World-Historical Significance Edit

The Qasr Mshatta is believed to be on of the more significant pieces of architecture from the Early Muslim world. Historians say that it is a great representative of the art and architecture of the time. According to the information on the piece given from the Berlin National Museum's website, the palace features characteristics and motifs that are typical from late antique, Coptic, Syrian, and Sasanian models, showing that the structure influences the later architects during later times. [Berlin National Museum]. The structure is known for being very ambitious and taking influences from other societies. While it may mostly portray influences of Syrian architecture, it also takes influences from other notable societies, such as Mesopotamian and Constantinopolitan. [Ettinghausen, Grabar, and Jenkins, 51]. These influences that the palace takes, show the size of what the Empire was. The ability to bring together all of these different societies and put them into on piece of architecture shows the influence that the Umayyad Empire had on the entire world, as they were able to mix their own culture with others to create some of the most ambitious art ever made.

Suggested Bibliography Edit

Berlin Institute of Technology "Qasr al-Mushatta - an Umayyad Palace in Jordan"

Luke Lavan, Enrico Zanini, and Alexander Constantine Sarantis, Technology in Transition: AD 300-650, 2007

Richard Ettinghausen, Oleg Grabar, and Marilyn Jenkins Islamic Art and Architechture 650-1250, 2001

Alan Walmslet, Early Islamic Syria, 2013

National Museum of Berlin "Museum für Islamische Kunst"

Betsy Williams, Dept of Islamic Art, Metropolitan Museum of Art

Andrew Petersen, Dictionary of Islamic Architechture, 2002

Metropolitan Museum of Art, "Walid II"

Encyclopedia Britanica, "Abdulhamid II"

Oxford Islamic Studies Online "Umayyad Caliphate"

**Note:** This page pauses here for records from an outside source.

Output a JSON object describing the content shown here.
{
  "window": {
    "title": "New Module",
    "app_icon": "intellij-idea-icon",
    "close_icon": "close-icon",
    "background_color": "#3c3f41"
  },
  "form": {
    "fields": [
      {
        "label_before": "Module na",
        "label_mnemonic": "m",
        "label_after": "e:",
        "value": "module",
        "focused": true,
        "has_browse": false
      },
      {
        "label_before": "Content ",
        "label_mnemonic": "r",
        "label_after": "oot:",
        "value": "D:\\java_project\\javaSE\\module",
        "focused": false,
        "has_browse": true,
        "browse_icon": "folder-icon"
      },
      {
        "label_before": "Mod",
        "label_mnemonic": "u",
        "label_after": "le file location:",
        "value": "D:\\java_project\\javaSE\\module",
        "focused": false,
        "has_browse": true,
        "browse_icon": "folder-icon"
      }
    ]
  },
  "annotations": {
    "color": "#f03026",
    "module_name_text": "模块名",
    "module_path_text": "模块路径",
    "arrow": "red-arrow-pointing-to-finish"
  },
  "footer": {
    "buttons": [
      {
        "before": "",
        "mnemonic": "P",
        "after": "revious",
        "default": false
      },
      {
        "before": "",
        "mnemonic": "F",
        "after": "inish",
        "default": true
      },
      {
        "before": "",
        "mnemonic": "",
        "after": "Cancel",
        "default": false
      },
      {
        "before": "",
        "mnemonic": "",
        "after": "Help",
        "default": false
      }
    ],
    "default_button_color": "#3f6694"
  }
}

BBC History, "Historic Figures- Wilhelm II"

Metropolitan Museum of Art, "Sasanian Empire (224-651 A.D.)"

BBC Religions, "Coptic Orthodox Church"